◆ Exercise instructions: Your answer must be the full listing below, repeated exactly.

◆ Dataset content:

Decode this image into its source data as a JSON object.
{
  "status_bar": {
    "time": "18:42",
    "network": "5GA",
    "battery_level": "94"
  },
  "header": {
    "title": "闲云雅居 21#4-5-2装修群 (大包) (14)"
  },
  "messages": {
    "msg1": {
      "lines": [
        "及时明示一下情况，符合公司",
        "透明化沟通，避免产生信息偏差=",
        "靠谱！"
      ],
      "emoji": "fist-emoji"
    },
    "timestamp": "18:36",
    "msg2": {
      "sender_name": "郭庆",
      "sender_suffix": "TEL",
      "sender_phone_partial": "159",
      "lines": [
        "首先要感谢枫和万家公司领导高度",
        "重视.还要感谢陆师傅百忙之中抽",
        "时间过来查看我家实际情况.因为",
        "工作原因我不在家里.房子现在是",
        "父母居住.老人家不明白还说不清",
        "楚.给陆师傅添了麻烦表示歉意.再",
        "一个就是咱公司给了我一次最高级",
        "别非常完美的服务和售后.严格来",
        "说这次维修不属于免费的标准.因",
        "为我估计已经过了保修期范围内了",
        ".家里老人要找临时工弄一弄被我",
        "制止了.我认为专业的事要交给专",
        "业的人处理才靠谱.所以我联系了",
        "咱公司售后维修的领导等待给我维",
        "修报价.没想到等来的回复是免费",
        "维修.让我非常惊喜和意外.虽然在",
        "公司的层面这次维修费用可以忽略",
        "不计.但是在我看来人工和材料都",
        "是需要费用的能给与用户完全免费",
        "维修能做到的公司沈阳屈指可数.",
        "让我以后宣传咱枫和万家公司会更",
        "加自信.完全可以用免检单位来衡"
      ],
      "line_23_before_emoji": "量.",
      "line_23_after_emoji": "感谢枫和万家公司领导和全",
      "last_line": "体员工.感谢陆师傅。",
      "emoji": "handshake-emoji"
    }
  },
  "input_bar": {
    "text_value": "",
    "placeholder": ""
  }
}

◆ Answer to this problem:
Decode this image into its source data as a JSON object.
{
  "status_bar": {
    "time": "18:42",
    "network": "5GA",
    "battery_level": "94"
  },
  "header": {
    "title": "闲云雅居 21#4-5-2装修群 (大包) (14)"
  },
  "messages": {
    "msg1": {
      "lines": [
        "及时明示一下情况，符合公司",
        "透明化沟通，避免产生信息偏差=",
        "靠谱！"
      ],
      "emoji": "fist-emoji"
    },
    "timestamp": "18:36",
    "msg2": {
      "sender_name": "郭庆",
      "sender_suffix": "TEL",
      "sender_phone_partial": "159",
      "lines": [
        "首先要感谢枫和万家公司领导高度",
        "重视.还要感谢陆师傅百忙之中抽",
        "时间过来查看我家实际情况.因为",
        "工作原因我不在家里.房子现在是",
        "父母居住.老人家不明白还说不清",
        "楚.给陆师傅添了麻烦表示歉意.再",
        "一个就是咱公司给了我一次最高级",
        "别非常完美的服务和售后.严格来",
        "说这次维修不属于免费的标准.因",
        "为我估计已经过了保修期范围内了",
        ".家里老人要找临时工弄一弄被我",
        "制止了.我认为专业的事要交给专",
        "业的人处理才靠谱.所以我联系了",
        "咱公司售后维修的领导等待给我维",
        "修报价.没想到等来的回复是免费",
        "维修.让我非常惊喜和意外.虽然在",
        "公司的层面这次维修费用可以忽略",
        "不计.但是在我看来人工和材料都",
        "是需要费用的能给与用户完全免费",
        "维修能做到的公司沈阳屈指可数.",
        "让我以后宣传咱枫和万家公司会更",
        "加自信.完全可以用免检单位来衡"
      ],
      "line_23_before_emoji": "量.",
      "line_23_after_emoji": "感谢枫和万家公司领导和全",
      "last_line": "体员工.感谢陆师傅。",
      "emoji": "handshake-emoji"
    }
  },
  "input_bar": {
    "text_value": "",
    "placeholder": ""
  }
}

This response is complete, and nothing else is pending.